The old part of Auxerre is on a steep knoll and is the usual picturesque, disorganised network of lanes. The most spectacular part of it is the golden clock on an archway straddling the street, part of the mediaeval defensive walls of the town, which was destroyed by fire in the ninteenth century, but quickly rebuilt.
A few steps away, a famous son of Auxerre is commemorated by a statue – the writer Restif de la Bretonne, born nearby in 1734. According to a later critic, he was “inordinately vain, and of extremely relaxed morals . . . making his books quite unfit for general perusal”. However the statue refers to an innocent event recounted by Restif, when a young girl came to read over his shoulder at this spot.
Across the street from Restif was another statue of a long-forgotten writer, the poetess Marie Noël, who was also a native of Auxerre. She is depicted as a simple countrywoman with shawl and basket. It was impressive to see how the community was honouring these otherwise obscure local heroes.
Having done our bit for tourism, and with the aid of the map supplied by the camping woman, we made our way to the Maison des Randonneurs, which was an old house with a big park behind it. It had been the home of Paul Bert, who was evidently someone very famous, since we had already seen a street and a bridge named after him.
We discovered later that he was a doctor, a scientist and a fiery politician, born in Auxerre in 1833. He was a radical reformer and his passion was to remove education from the clutches of religion and make it free to all children. We liked the sound of him.
A dithery woman opened the door, took our €36 and showed us to our room on the first floor, looking out on the treetops of the park.

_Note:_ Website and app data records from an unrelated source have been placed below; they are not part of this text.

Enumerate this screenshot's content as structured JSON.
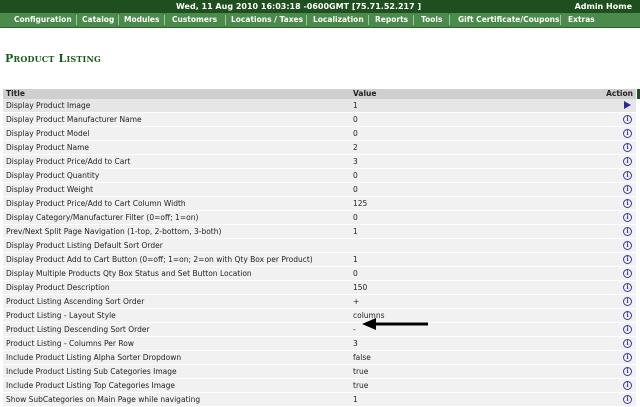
{
  "topbar": {
    "datetime": "Wed, 11 Aug 2010 16:03:18 -0600GMT [75.71.52.217 ]",
    "admin_label": "Admin Home"
  },
  "menu": [
    "Configuration",
    "Catalog",
    "Modules",
    "Customers",
    "Locations / Taxes",
    "Localization",
    "Reports",
    "Tools",
    "Gift Certificate/Coupons",
    "Extras"
  ],
  "page": {
    "title": "Product Listing"
  },
  "table": {
    "headers": {
      "title": "Title",
      "value": "Value",
      "action": "Action"
    },
    "rows": [
      {
        "title": "Display Product Image",
        "value": "1",
        "icon": "play-icon"
      },
      {
        "title": "Display Product Manufacturer Name",
        "value": "0",
        "icon": "info-icon"
      },
      {
        "title": "Display Product Model",
        "value": "0",
        "icon": "info-icon"
      },
      {
        "title": "Display Product Name",
        "value": "2",
        "icon": "info-icon"
      },
      {
        "title": "Display Product Price/Add to Cart",
        "value": "3",
        "icon": "info-icon"
      },
      {
        "title": "Display Product Quantity",
        "value": "0",
        "icon": "info-icon"
      },
      {
        "title": "Display Product Weight",
        "value": "0",
        "icon": "info-icon"
      },
      {
        "title": "Display Product Price/Add to Cart Column Width",
        "value": "125",
        "icon": "info-icon"
      },
      {
        "title": "Display Category/Manufacturer Filter (0=off; 1=on)",
        "value": "0",
        "icon": "info-icon"
      },
      {
        "title": "Prev/Next Split Page Navigation (1-top, 2-bottom, 3-both)",
        "value": "1",
        "icon": "info-icon"
      },
      {
        "title": "Display Product Listing Default Sort Order",
        "value": "",
        "icon": "info-icon"
      },
      {
        "title": "Display Product Add to Cart Button (0=off; 1=on; 2=on with Qty Box per Product)",
        "value": "1",
        "icon": "info-icon"
      },
      {
        "title": "Display Multiple Products Qty Box Status and Set Button Location",
        "value": "0",
        "icon": "info-icon"
      },
      {
        "title": "Display Product Description",
        "value": "150",
        "icon": "info-icon"
      },
      {
        "title": "Product Listing Ascending Sort Order",
        "value": "+",
        "icon": "info-icon"
      },
      {
        "title": "Product Listing - Layout Style",
        "value": "columns",
        "icon": "info-icon"
      },
      {
        "title": "Product Listing Descending Sort Order",
        "value": "-",
        "icon": "info-icon"
      },
      {
        "title": "Product Listing - Columns Per Row",
        "value": "3",
        "icon": "info-icon"
      },
      {
        "title": "Include Product Listing Alpha Sorter Dropdown",
        "value": "false",
        "icon": "info-icon"
      },
      {
        "title": "Include Product Listing Sub Categories Image",
        "value": "true",
        "icon": "info-icon"
      },
      {
        "title": "Include Product Listing Top Categories Image",
        "value": "true",
        "icon": "info-icon"
      },
      {
        "title": "Show SubCategories on Main Page while navigating",
        "value": "1",
        "icon": "info-icon"
      }
    ]
  },
  "colors": {
    "topbar": "#1f4f1f",
    "menubar": "#4a8a4a",
    "title": "#1d5a1d",
    "row_bg": "#f1f1f1",
    "header_bg": "#cfcfcf"
  },
  "annotation": {
    "icon": "left-arrow-annotation"
  }
}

There was a kitchen below but we had no intention of using it – we were off to town for dinner. But first we had showers and a little rest on our bunk beds.
Other visitors arrived but they came by car and lugged huge suitcases with them, which was slightly amazing given that it was supposed to be a walkers’ hostel.
Under the combined green shade of umbrellas and plane trees, Keith had pastis and I was given the choice of a faintly tinted rosé from Sancerre and a darker Burgundian one. I chose the latter to support the local industry. Then our host came around with a basket full of choux pastry puffs, hot from the oven, and we had two each, perhaps a little greedily.
After a while we strolled down to inspect the dining possibilities. Only one restaurant had an outdoor terrace and it was very crowded, but we saw a vacant table and managed to reach it before it was taken, after an undignified scramble.
The rest of the evening was a complete pleasure. The air was warm, with a slight breeze – at last we had no need to bring socks and jackets with us at night.
We began by sharing a plate of charcuterie, a delicious array that would have made an excellent lunch, and since we had missed lunch, we felt that we were just catching up. Nevertheless, two puffy bread buns stuffed with ham disappeared into my ever-ready bag.
The main course was equally delicious. Keith had steak with ratatouille and I had charred chicken with green beans and salad, both accompanied by that king of sauces, green peppercorn.
As we worked our way through this feast we chatted with a group at the next table, four Norwegians who were on an organised bike ride through Burgundy, having their luggage transported between hotels.
They recommended that we try walking in Norway and we said we would definitely think about it (we will, one day).
Afterwards we strolled back down the Rue Paul Bert to the house, so much easier than trudging all the way to the camping ground. Sleeping on sheets was another luxury, with the window flung wide open to the sky.